====== Records for this task ======

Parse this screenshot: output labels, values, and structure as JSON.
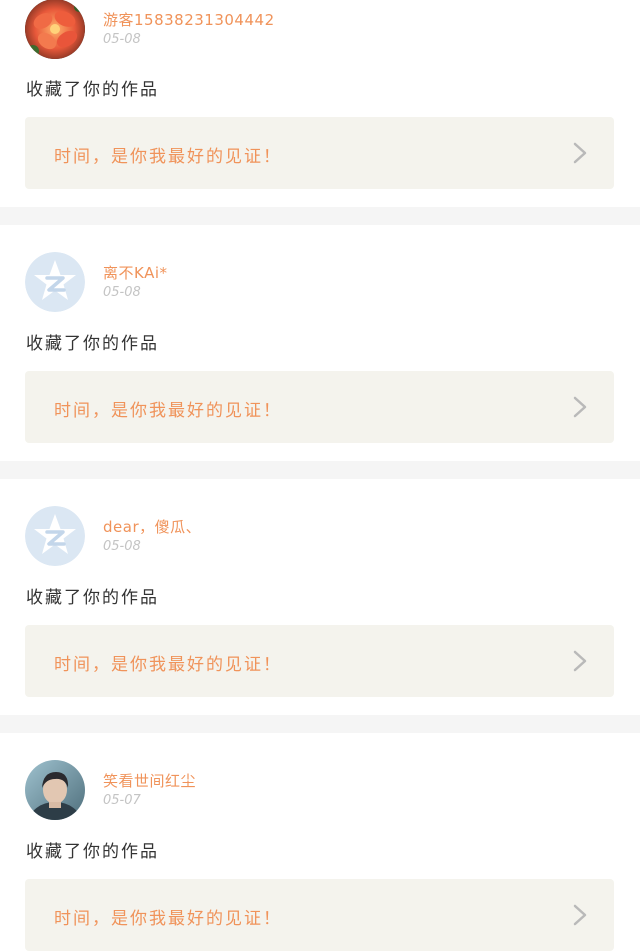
{
  "feed": {
    "items": [
      {
        "username": "游客15838231304442",
        "date": "05-08",
        "avatar": "flower-photo-avatar",
        "action": "收藏了你的作品",
        "work_title": "时间，是你我最好的见证！"
      },
      {
        "username": "离不KAi*",
        "date": "05-08",
        "avatar": "default-qq-avatar",
        "action": "收藏了你的作品",
        "work_title": "时间，是你我最好的见证！"
      },
      {
        "username": "dear，傻瓜、",
        "date": "05-08",
        "avatar": "default-qq-avatar",
        "action": "收藏了你的作品",
        "work_title": "时间，是你我最好的见证！"
      },
      {
        "username": "笑看世间红尘",
        "date": "05-07",
        "avatar": "person-photo-avatar",
        "action": "收藏了你的作品",
        "work_title": "时间，是你我最好的见证！"
      }
    ]
  },
  "colors": {
    "accent": "#f0935a",
    "link_bg": "#f4f3ed",
    "date": "#c4c4c4",
    "text": "#333333",
    "separator": "#f5f5f5"
  }
}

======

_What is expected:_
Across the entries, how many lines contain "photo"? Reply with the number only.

_Task result:_
2